Chit Sandar is 21 months old and lives with her older brother, mother, and grandparents in a village in Burma. Her father works in Bangkok to support the family. At six months of age, Chit Sandar became sick with a fever. She was brought to the hospital, where she was diagnosed with hydrocephalus, a condition in which excess cerebrospinal fluid accumulates in the brain. Although Chit Sandar is eating well, she has experienced loss of consciousness, fatigue, and sunken eyes. She was referred to our medical partner, Burma Children Medical Fund (BCMF). On February 14, doctors will perform a shunt insertion surgery to drain the fluid from her brain. Chit Sandar's parents cannot afford treatment, so BCMF is requesting $1,500 to help fund this procedure.
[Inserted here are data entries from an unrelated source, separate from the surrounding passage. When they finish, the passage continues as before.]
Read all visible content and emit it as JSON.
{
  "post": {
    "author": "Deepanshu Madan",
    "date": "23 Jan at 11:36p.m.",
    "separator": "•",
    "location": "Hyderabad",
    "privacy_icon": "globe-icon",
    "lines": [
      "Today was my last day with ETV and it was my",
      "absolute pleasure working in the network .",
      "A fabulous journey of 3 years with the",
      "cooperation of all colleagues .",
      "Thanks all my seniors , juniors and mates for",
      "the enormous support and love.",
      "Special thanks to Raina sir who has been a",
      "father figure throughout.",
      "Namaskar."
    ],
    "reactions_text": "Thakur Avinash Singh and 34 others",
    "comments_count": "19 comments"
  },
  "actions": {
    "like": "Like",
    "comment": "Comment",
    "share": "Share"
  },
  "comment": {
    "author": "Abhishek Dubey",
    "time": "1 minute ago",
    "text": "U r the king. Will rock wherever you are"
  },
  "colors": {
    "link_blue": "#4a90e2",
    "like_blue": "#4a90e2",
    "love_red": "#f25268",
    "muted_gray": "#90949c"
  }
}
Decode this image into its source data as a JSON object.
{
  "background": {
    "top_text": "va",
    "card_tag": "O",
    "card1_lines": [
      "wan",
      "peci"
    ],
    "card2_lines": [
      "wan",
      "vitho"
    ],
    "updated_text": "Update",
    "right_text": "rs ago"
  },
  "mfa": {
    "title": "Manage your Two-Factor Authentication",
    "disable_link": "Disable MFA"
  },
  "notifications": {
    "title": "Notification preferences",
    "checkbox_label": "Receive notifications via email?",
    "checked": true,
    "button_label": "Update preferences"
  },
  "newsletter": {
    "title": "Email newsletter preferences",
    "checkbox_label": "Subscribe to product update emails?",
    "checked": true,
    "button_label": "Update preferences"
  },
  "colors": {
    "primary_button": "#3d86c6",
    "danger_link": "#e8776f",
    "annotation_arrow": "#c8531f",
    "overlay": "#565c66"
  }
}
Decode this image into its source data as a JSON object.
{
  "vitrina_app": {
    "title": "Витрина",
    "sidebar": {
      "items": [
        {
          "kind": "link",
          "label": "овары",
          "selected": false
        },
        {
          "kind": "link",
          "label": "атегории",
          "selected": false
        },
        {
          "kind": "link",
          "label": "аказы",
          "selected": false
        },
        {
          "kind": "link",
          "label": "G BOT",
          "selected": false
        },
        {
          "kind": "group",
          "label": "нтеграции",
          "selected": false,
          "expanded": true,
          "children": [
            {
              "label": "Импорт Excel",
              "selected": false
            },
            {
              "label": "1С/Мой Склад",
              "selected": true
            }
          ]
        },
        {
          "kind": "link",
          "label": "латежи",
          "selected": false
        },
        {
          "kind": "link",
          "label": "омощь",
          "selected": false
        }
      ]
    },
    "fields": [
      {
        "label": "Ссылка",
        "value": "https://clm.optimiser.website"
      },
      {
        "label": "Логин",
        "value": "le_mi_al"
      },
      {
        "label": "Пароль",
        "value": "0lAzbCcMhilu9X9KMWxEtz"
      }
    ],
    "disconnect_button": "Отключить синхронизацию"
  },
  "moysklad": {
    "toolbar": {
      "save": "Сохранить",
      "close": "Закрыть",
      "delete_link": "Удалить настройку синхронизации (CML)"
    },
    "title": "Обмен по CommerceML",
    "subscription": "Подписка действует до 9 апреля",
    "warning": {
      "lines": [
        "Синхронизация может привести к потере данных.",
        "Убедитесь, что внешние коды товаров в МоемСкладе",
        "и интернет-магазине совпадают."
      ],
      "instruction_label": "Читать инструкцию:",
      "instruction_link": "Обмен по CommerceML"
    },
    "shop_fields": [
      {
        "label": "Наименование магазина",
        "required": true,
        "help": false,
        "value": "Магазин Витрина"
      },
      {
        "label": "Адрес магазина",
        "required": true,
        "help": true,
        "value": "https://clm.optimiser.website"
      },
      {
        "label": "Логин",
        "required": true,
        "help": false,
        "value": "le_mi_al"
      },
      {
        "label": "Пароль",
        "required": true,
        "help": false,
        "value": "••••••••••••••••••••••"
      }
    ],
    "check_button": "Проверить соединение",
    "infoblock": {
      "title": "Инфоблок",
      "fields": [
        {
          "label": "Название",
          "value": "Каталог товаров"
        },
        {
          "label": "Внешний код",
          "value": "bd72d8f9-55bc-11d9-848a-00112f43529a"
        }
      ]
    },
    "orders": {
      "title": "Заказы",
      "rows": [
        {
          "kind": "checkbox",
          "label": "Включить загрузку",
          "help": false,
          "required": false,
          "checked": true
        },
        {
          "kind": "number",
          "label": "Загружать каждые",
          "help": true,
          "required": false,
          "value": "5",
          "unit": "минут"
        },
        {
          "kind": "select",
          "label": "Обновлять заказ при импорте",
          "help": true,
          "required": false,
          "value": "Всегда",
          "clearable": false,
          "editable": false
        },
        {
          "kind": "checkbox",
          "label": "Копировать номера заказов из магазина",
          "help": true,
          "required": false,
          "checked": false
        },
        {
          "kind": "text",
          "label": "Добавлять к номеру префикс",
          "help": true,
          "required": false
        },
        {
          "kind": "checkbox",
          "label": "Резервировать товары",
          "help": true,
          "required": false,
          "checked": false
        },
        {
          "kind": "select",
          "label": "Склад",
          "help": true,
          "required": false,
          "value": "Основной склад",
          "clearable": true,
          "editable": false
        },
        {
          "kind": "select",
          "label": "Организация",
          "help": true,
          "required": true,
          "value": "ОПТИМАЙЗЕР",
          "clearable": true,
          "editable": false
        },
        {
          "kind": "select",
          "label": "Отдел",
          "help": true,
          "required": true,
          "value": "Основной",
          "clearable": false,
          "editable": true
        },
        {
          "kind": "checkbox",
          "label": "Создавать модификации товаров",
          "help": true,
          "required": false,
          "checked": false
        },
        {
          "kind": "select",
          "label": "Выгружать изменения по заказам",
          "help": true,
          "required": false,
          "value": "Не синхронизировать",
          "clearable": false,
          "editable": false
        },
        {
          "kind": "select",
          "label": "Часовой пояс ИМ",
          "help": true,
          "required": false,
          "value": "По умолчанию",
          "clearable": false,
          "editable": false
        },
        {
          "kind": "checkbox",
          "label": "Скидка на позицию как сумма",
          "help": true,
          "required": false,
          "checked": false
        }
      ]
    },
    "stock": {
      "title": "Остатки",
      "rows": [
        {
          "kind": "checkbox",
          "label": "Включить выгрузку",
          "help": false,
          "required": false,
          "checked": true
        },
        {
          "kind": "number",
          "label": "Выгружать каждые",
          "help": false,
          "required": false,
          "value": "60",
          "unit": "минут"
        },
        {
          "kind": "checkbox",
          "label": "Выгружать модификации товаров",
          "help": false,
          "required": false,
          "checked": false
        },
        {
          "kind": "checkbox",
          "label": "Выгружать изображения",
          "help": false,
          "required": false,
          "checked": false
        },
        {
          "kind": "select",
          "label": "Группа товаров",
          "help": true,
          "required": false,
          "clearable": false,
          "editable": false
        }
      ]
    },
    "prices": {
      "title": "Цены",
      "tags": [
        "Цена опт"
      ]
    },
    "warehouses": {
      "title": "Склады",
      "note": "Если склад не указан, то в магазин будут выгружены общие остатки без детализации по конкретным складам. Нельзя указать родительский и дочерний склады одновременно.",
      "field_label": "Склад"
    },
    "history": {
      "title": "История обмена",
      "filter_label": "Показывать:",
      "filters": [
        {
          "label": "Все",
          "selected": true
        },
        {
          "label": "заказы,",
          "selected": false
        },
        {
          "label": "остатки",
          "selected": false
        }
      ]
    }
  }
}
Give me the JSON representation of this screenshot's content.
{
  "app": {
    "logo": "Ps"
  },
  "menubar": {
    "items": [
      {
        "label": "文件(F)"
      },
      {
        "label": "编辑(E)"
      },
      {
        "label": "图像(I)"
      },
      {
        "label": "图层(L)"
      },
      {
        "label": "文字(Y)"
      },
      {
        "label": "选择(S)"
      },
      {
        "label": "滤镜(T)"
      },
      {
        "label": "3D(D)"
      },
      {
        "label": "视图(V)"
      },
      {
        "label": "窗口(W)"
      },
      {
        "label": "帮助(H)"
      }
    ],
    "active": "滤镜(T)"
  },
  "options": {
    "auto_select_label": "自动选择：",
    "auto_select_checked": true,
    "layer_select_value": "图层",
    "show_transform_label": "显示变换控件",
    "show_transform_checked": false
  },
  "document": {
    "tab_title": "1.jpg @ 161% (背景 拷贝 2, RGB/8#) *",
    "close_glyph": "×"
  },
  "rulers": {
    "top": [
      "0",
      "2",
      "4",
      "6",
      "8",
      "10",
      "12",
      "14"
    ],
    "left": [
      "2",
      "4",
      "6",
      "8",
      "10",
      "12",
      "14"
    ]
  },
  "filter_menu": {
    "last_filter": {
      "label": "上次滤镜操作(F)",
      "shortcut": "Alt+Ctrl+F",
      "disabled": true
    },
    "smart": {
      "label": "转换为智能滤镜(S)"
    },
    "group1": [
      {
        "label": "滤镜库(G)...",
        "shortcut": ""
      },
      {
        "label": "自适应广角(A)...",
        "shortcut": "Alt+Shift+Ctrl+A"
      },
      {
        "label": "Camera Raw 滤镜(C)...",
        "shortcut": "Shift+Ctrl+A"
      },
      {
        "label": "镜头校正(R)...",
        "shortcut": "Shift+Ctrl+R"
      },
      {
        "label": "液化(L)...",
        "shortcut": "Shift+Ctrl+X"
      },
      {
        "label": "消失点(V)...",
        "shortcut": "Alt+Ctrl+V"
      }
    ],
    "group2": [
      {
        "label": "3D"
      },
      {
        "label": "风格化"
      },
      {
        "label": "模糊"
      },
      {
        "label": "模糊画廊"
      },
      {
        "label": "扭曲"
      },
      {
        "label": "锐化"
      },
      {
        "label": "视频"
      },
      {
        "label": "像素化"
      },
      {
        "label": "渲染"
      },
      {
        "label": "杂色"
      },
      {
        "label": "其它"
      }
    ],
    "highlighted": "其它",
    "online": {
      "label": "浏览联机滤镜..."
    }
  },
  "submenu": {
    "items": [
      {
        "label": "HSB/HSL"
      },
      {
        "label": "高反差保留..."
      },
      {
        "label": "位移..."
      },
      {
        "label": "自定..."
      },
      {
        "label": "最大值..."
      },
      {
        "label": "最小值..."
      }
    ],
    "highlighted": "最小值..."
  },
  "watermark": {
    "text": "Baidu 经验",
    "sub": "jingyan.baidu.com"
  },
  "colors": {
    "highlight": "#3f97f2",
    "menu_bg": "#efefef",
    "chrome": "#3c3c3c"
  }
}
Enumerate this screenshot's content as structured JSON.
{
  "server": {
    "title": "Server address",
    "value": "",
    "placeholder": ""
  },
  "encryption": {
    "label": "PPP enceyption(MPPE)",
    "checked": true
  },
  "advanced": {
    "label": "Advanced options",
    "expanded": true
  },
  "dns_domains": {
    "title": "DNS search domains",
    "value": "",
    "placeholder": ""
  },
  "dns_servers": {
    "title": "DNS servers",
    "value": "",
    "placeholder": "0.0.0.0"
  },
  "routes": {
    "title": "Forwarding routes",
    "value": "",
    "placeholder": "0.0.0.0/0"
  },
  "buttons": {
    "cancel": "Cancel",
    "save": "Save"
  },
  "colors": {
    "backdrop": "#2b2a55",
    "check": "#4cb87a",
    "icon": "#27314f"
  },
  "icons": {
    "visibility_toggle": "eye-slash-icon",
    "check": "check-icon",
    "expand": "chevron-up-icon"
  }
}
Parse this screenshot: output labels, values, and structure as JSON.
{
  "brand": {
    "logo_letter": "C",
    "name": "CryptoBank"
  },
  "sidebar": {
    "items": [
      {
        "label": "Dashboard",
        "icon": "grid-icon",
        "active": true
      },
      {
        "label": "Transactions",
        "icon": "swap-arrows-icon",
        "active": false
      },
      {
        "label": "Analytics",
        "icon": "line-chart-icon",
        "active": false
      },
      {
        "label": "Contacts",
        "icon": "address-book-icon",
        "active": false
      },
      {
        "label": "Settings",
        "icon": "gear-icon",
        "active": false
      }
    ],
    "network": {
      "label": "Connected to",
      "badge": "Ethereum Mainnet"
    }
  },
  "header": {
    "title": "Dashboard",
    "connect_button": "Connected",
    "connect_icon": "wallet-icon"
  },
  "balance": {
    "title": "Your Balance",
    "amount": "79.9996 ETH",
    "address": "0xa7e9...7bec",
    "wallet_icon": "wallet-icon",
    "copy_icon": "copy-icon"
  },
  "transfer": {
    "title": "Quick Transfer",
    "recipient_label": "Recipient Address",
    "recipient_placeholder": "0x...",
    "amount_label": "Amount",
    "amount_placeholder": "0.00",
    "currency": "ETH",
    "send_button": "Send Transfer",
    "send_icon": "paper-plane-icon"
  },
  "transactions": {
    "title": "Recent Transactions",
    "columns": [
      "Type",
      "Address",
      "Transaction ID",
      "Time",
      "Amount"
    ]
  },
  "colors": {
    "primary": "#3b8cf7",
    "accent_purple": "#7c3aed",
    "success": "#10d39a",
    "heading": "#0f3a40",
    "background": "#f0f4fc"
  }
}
Jobel is a seven-month-old boy who lives with his family in Guatemala's rural highlands. He loves to eat oranges, and he enjoys playing with his favorite rattle. Jobel’s father works as a day laborer, and his mother takes care of the household and weaves traditional Mayan textiles. Jobel has malnutrition, which is stunting his growth and weakening his immune system. Fortunately, malnutrition is very treatable. From our medical partner, Wuqu' Kawoq, Jobel will receive growth monitoring, micronutrients, and food supplementation. Community health workers will teach his mother about creating a nutrient-rich diet with limited resources. Jobel’s family wishes for him to grow up healthy so that he can study and have a better future. While Jobel’s parents are very worried about their son, they do not have the resources to pay for Jobel’s malnutrition treatment. Thus, our medical partner is requesting $492 for Jobel's treatment, scheduled to begin on March 16. “I am thankful for the support that we will receive so that my son can grow and develop," Jobel's mother says. "I am grateful to the institution and the donors for the effort they are making to support my son. May God bless and protect you all.”
Klai is a three-year-old girl who lives in a house made from bamboo with her parents and two siblings. They obtain water from a spring. Her parents work as resort crew members. Klai has been diagnosed with severe acute malnutrition. Malnutrition threatens her growth and development and could even be fatal if not addressed. Fortunately, she will begin $268 malnutrition treatment on February 20. Klai will be treated by International Care Ministries (ICM), a Watsi medical partner. One out of five children under five in ICM communities is either severely or moderately malnourished. Worldwide, poor nutrition is associated with nearly half of all deaths in young children. In remote communities and urban slums of the Philippines, the lack of clean water and unclean environments add risk to potentially fatal childhood diseases. ICM’s home-based feeding program provides nutrient-enriched food packs to ensure malnourished children get additional food to regain normal weight and achieve optimum physical and mental development. After identifying a child as malnourished, staff and community volunteers make weekly visits to monitor this child’s progress. To help sustain the health of the child, ICM’s professional staff educate the mother, guardian, or other family members about proper nutrition, sanitation, hygiene, and organic vegetable gardening. Klai's mother says, "I hope Klai finishes her studies and gets the job she wants one day."